Mondays, Wednesdays, and Fridays at 4:30–6:30 PM (Beirut time/GMT+3)
This seminar will be held online
REGISTRATION IS NOW CLOSED
This seminar will engage a songwriting discourse around the legacy of the collaborative communion between Egyptian composer Halim El Dabh, American choreographer Martha Graham, and Japanese-American sculptor Isamu Noguchi for the iconic 1958 ballet, Clytemnestra.
We will examine the methodology behind its music, choreography, and sculpture; its references (including the 1932 Cairo Congress of Arab Music); the development of percussion-based music notation; the inception of electronic music; the trap as a trope; and the impact Clytemnestra left on each of its creators. We’ll also be tuning in to broader collaborative strategies, such as the use of the score as a means to communicate across mediums.
Joe Namy is an artist, educator, and composer, often working collaboratively and across mediums—in performance, sculpture, photography, text, video, and installation. His practice focuses on the social constructs of music and organized sound, such as the pageantry and geopolitics of opera; noise laws and the gender dynamics of bass; the colors and tones of militarization; the migration patterns of instruments and songs; and the complexities of translation from language to language, score to sound, and drum to dance.

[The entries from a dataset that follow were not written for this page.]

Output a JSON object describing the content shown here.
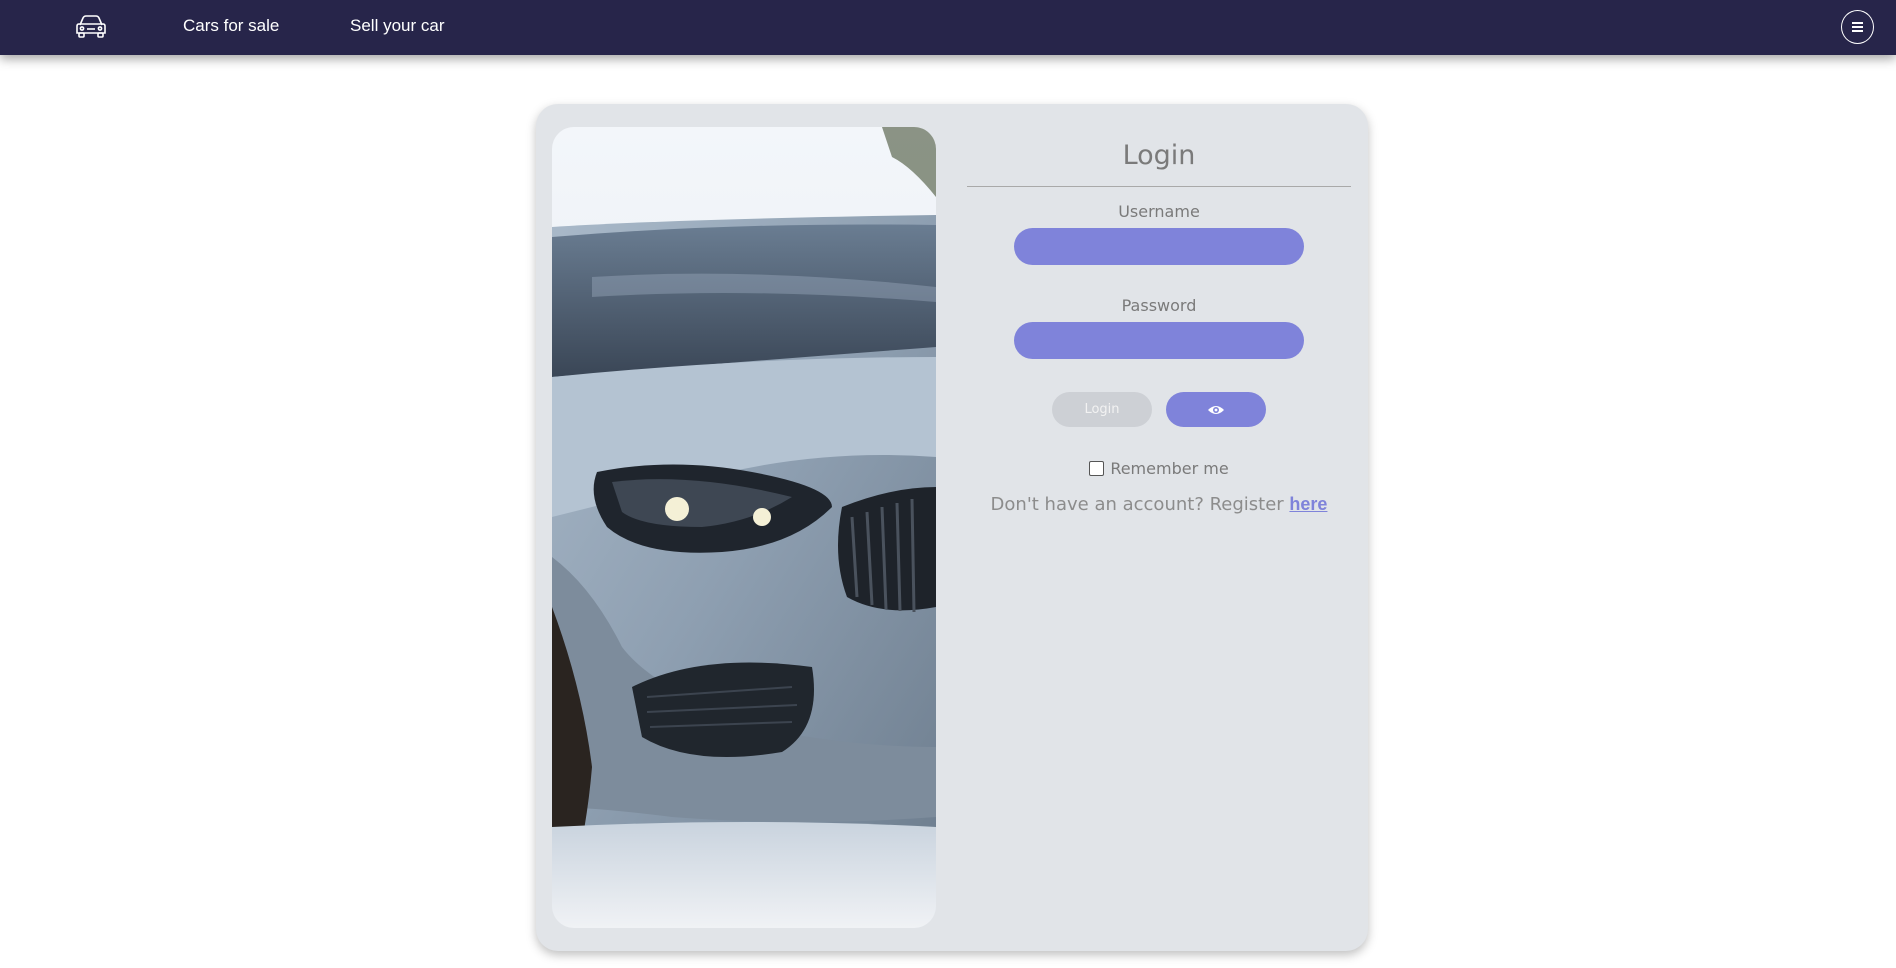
{
  "nav": {
    "logo_icon": "car-icon",
    "links": [
      "Cars for sale",
      "Sell your car"
    ],
    "menu_icon": "hamburger-menu-icon"
  },
  "login": {
    "title": "Login",
    "username_label": "Username",
    "username_value": "",
    "password_label": "Password",
    "password_value": "",
    "login_button": "Login",
    "show_password_icon": "eye-icon",
    "remember_label": "Remember me",
    "remember_checked": false,
    "register_text": "Don't have an account? Register ",
    "register_link": "here"
  },
  "colors": {
    "navbar": "#27254a",
    "accent": "#7f83da",
    "card": "#e1e4e8"
  },
  "image": {
    "subject": "car-photo"
  }
}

Namy holds a monthly DJ residency, Rhythm x Rhythm, on Radio Alhara; is a Sundance/TIME Studios/Kendeda fellow; and is the 2021–22 artist-in-residence for the London Borough of Barking and Dagenham.